Theresa May met with EU leaders on Sunday, as they voted on whether to approve her draft withdrawal agreement. All 27 leaders agreed the bill, passing the next stage of Brexit over to UK Parliament. For this, Parliament will have days of debate before a final vote.
What date will the meaningful vote be?
In a letter to Conservative MPs, chief whip Julian Smith indicated that the “meaningful vote” on Theresa May’s Brexit deal is expected to take place on December 11.
Mr Smith said that the vote would come after five days of debate, starting on Tuesday, December 4 and told MPs that attendance in the voting lobbies should take priority over any Christmas gatherings.
The letter read: “As we approach the end of the calendar year I wanted to write to give you advance notice of the Parliamentary business over the next few weeks.

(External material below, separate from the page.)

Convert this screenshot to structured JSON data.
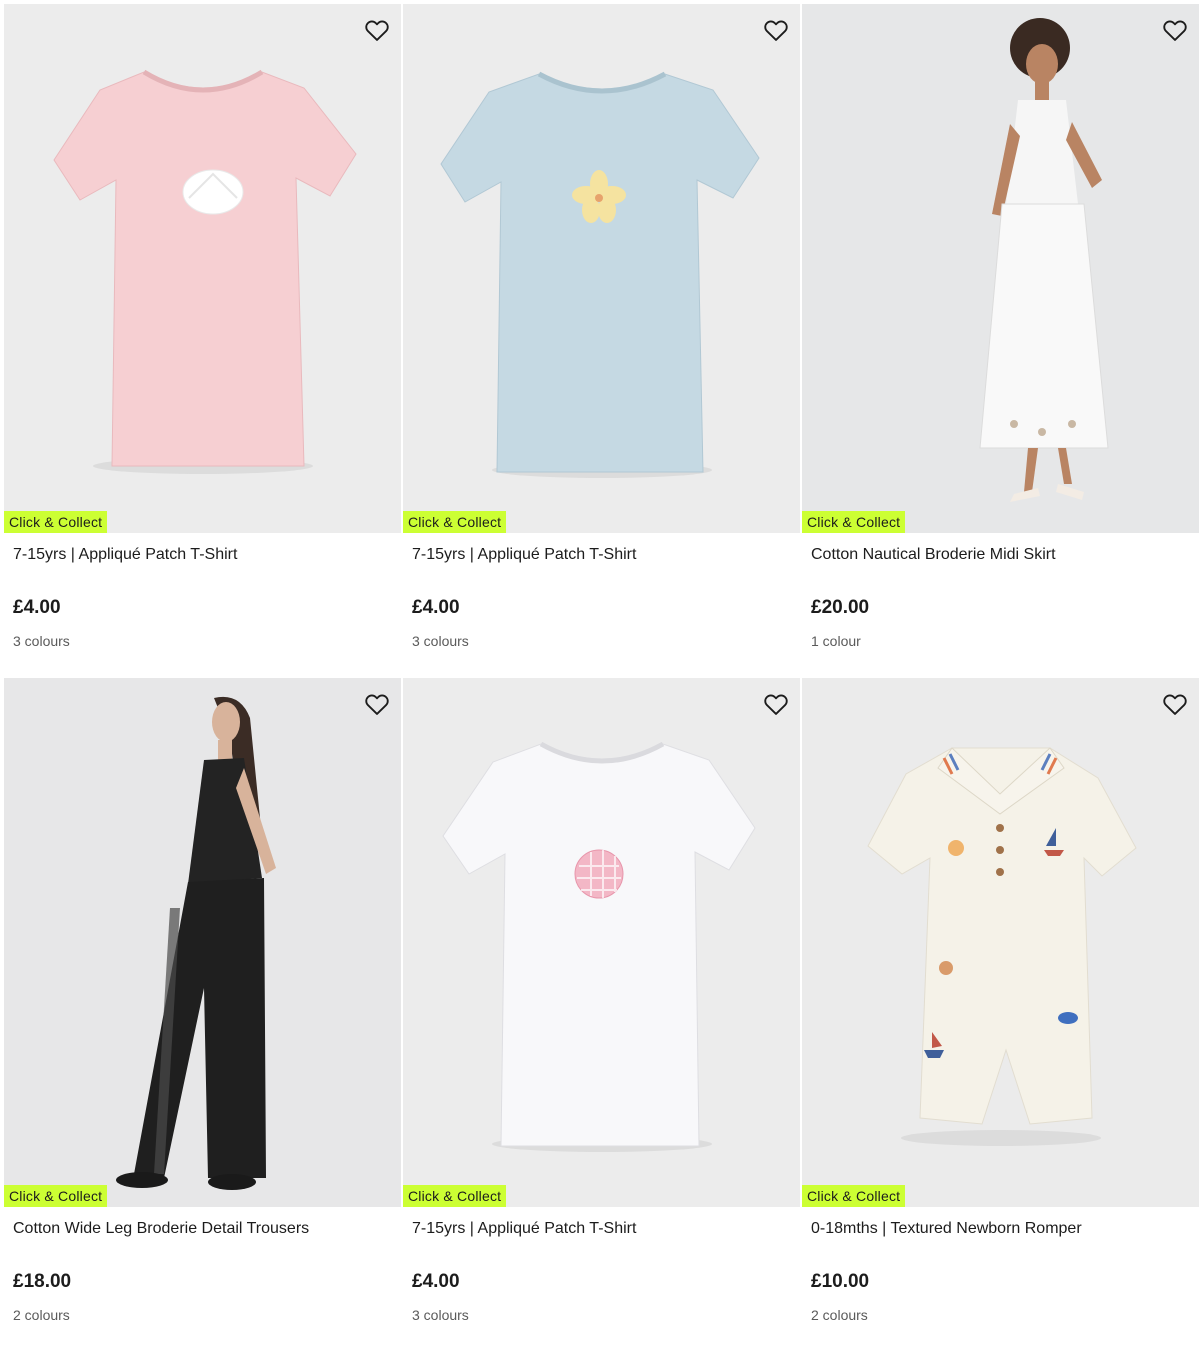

I am sure there will be many seasonal gatherings organised, but if you could continue to keep in mind the requirement for your attendance in the division lobbies to take priority I would be grateful.”
The letter gives a timetable of political events for two weeks, beginning December 2.
On Tuesday, December 4 through to Tuesday, December 11 Parliament will debate and then vote on the Brexit withdrawal agreement.
The exception is Friday, December 7 and Saturday and Sunday December 8 and 9 as the house is not sitting.
In her third statement to the Commons on leaving the EU, she said: “I’m looking ahead to December 11th, when this House will be faced with a decision as to whether or not it wishes to deliver on the vote of the British people with a deal that not only delivers on that vote but also protects their jobs.”
The Prime Minister will be preparing to face fierce opposition to her withdrawal agreement, as several MPs have already spoken out against the deal.
Today in the Commons, Mrs May faced an onslaught of questions from former Cabinet ministers as she pitched her Brexit deal to the Commons.
The Prime Minister was forced to repeatedly defend her strategy as senior Tory members lined up to criticise everything from the Northern Irish border agreement to pledges around future economic security.
Tory former defence secretary Sir Michael Fallon described the deal as a “huge gamble”, former foreign secretary Boris Johnson argued it did not “provide certainty to business” and ex-Brexit secretary David Davis asked why Mrs May was not withholding the £39 billion divorce bill until a comprehensive trade agreement had been reached.
Sir Michael said: “Well nobody can doubt that the Prime Minister has tried her very best, are we not nonetheless being asked to take a huge gamble here?
“Paying, leaving, surrendering our vote and our veto without any firm commitment to frictionless trade or the absolute right to dismantle external tariffs.
“Is it really wise to trust the future of our economy to a pledge simply to use best endeavours?”